Mary Corrales-Diaz, executive producer with Microsoft Events, and Jeff Sandquist, Microsoft senior director of developer relations.

Microsoft normally holds its biggest developer conference at giant convention centers in other cities, often in Southern California. This time around, the company is bringing everyone into its home, hosting the event in facilities including the Microsoft Commons complex, large conference facilities on the second floor of the Microsoft Visitor Center, the Microsoft Conference Center on the east side of the campus … and that enormous tent.

“We’re a Seattle company, and we’re proud of the work we do here, and the campus experience is something that we want to show off to Build attendees,” says Microsoft’s Tim O’Brien, general manager of Developer & Platform Evangelism.

For people who can’t make it to the event, the company will also offer extensive online coverage with video and related content from the event. Jeff Sandquist, Microsoft senior director of developer relations, compares the plan for the company’s Channel 9 developer site to the way NBC treats the Olympics.
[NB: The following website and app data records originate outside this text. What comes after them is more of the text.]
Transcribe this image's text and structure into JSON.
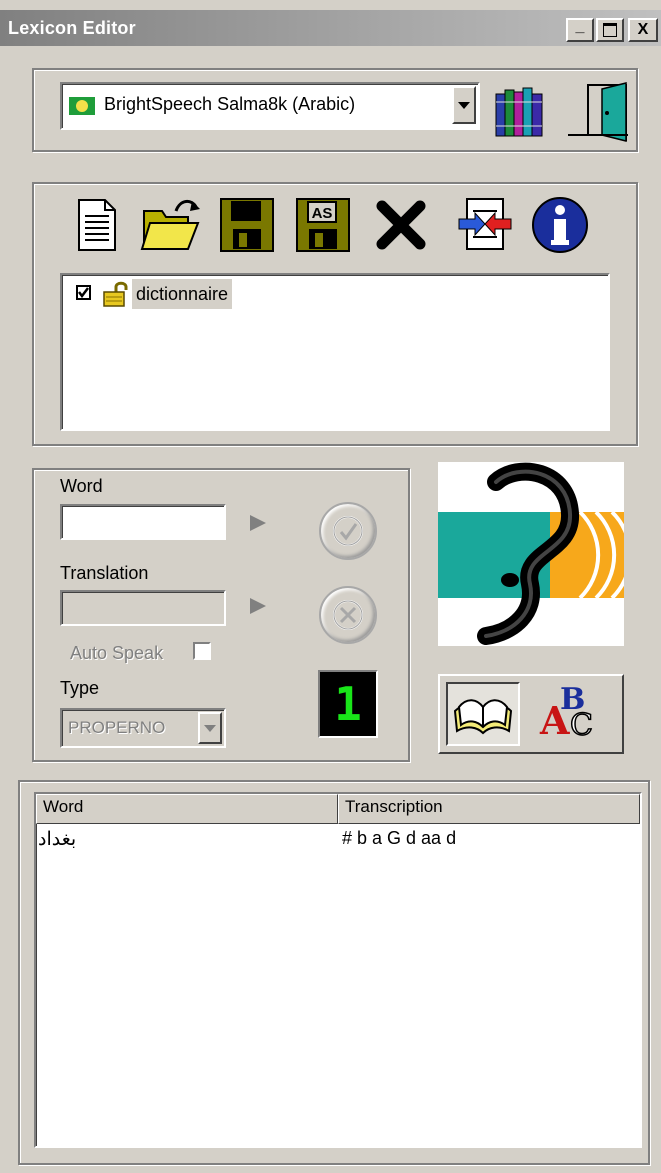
{
  "window": {
    "title": "Lexicon Editor",
    "controls": {
      "minimize": "_",
      "maximize": "□",
      "close": "X"
    }
  },
  "voice": {
    "selected": "BrightSpeech Salma8k (Arabic)",
    "icons": [
      "flag-icon",
      "books-icon",
      "exit-door-icon"
    ]
  },
  "toolbar": {
    "icons": [
      "new-document-icon",
      "open-folder-icon",
      "save-icon",
      "save-as-icon",
      "delete-icon",
      "import-icon",
      "info-icon"
    ],
    "save_as_glyph": "AS"
  },
  "dictionaries": [
    {
      "name": "dictionnaire",
      "checked": true,
      "locked": false
    }
  ],
  "entry": {
    "word_label": "Word",
    "word_value": "",
    "translation_label": "Translation",
    "translation_value": "",
    "auto_speak_label": "Auto Speak",
    "auto_speak_checked": false,
    "type_label": "Type",
    "type_value": "PROPERNO",
    "counter_value": "1"
  },
  "mode_icons": {
    "dictionary_glyph": "",
    "spell_glyph_a": "A",
    "spell_glyph_b": "B",
    "spell_glyph_c": "C"
  },
  "word_list": {
    "columns": [
      "Word",
      "Transcription"
    ],
    "rows": [
      {
        "word": "بغداد",
        "transcription": "# b a G d aa d"
      }
    ]
  },
  "colors": {
    "title_gradient_start": "#808080",
    "face": "#d4d0c8",
    "teal": "#1aa89b",
    "orange": "#f7a81b",
    "lcd_green": "#19e619"
  }
}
Tickets for Build sold out in less than an hour, and Microsoft says 50 percent of attendees have never before been to one of the company’s developer conferences.

The on-campus experience is designed in part to give developers immediate access to the company’s own development teams for Windows, Windows Azure, Windows Phone and other Microsoft platforms.
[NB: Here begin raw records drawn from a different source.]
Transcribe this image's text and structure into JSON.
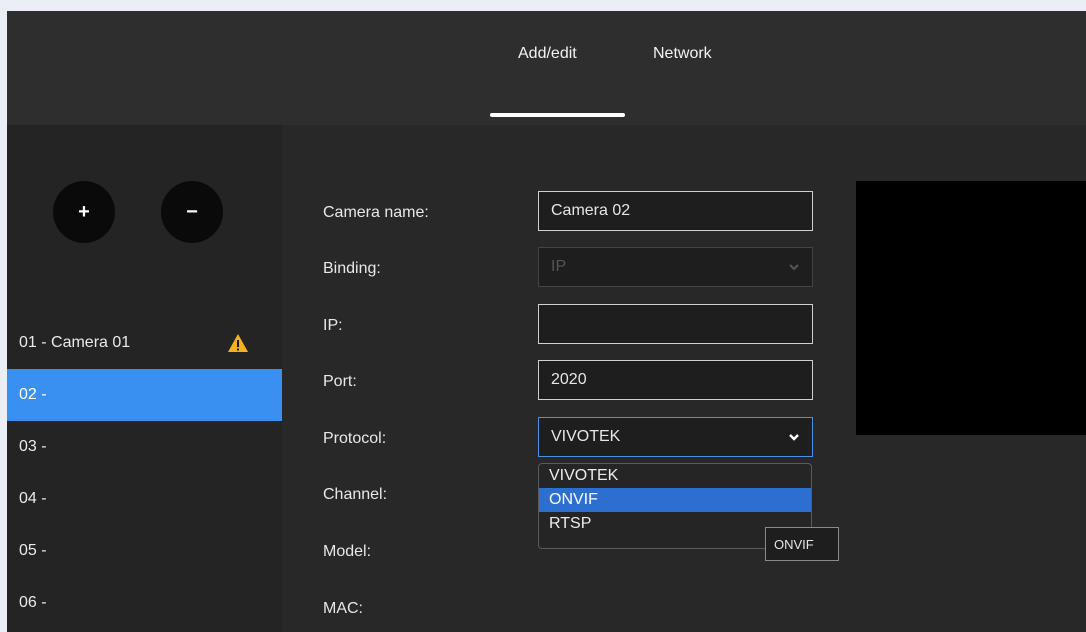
{
  "tabs": [
    {
      "label": "Add/edit",
      "active": true
    },
    {
      "label": "Network",
      "active": false
    }
  ],
  "toolbar": {
    "add_label": "+",
    "remove_label": "−"
  },
  "camera_list": [
    {
      "label": "01 - Camera 01",
      "warning": true
    },
    {
      "label": "02 -",
      "selected": true
    },
    {
      "label": "03 -"
    },
    {
      "label": "04 -"
    },
    {
      "label": "05 -"
    },
    {
      "label": "06 -"
    }
  ],
  "form": {
    "camera_name": {
      "label": "Camera name:",
      "value": "Camera 02"
    },
    "binding": {
      "label": "Binding:",
      "value": "IP",
      "disabled": true
    },
    "ip": {
      "label": "IP:",
      "value": ""
    },
    "port": {
      "label": "Port:",
      "value": "2020"
    },
    "protocol": {
      "label": "Protocol:",
      "value": "VIVOTEK",
      "options": [
        "VIVOTEK",
        "ONVIF",
        "RTSP"
      ],
      "highlighted": "ONVIF"
    },
    "channel": {
      "label": "Channel:"
    },
    "model": {
      "label": "Model:"
    },
    "mac": {
      "label": "MAC:"
    }
  },
  "tooltip": {
    "text": "ONVIF"
  },
  "colors": {
    "accent": "#3a90f0",
    "warning": "#f5b21e",
    "highlight": "#2d6fd0"
  }
}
What the finished facility will look like from the inside.

In its attempt to stock the Windows Store with Windows 8 apps, Microsoft will point out the potential financial opportunities for developers who can come up with a hit app on a platform that, despite recent declines, still ships hundreds of millions of units a year. The company is also offering flexible terms including a revenue split that goes from 70-30 to 80-20, in favor of the developer, after an app reaches $25,000 in sales.

Microsoft will host a hackathon during the Build event to get developers working on apps, but with a different twist — encouraging teams to choose the conference sessions they attend based on what they need to help them complete their apps during the course of the conference.

“It’s going to be a world-class event. It’s going to be unlike anything we’ve done on campus in a very, very, very long time,” said Sandquist. “Really it’s about getting developers here, connecting with Microsoft engineers, and really learning to build apps.”

The giant tent will start to come down on Thursday, Nov. 1, after hosting Build keynotes and parties. Here’s Sandquist showing us the structure under construction …  

  • http://www.facebook.com/people/Bobby-Cannon/1095933619 Bobby Cannon

    Man I wish I was going to build this year. :(

  • guest

    MS has been losing the hearts and minds of developers for more than a decade. First to Open Source, then to Apple, and more recently to Android. This new effort is better than nothing. But like everything else MS-related these days, it seems they’re now too far behind the curve to realistically catch up.

    • guest

      Then why is it sold out?

      • guest

        I was speaking about the situation overall, not whether MS can still convince 2000 developers (out of total population of hundreds of thousands or more) to attend their largest event.

        • http://www.facebook.com/gadzgamz Ryan Gadz

          it sold out in the first hour

    • Jac

      Yeah right, to Apple. That’s why Apple has such a rich application set for OsX right? thousands of time wasters on a phone is not a rich ecosystem.

  • http://www.facebook.com/lindsay.hersh.96 Lindsay Hersh

    Cool story, guys! Love the music in the beginning and end of the video too! Happy Friday!

  • http://www.facebook.com/gadzgamz Ryan Gadz

    i was wondering where they were going to put all of us in one spot for keynotes

  • http://www.facebook.com/chuckop Charles Oppermann

    This isn’t the first time Microsoft has created a big tent, pretty much on the same spot. The Windows 95 launch had a big tent that held two thousand invited guests, and the rest of the area had basically a carnival set up.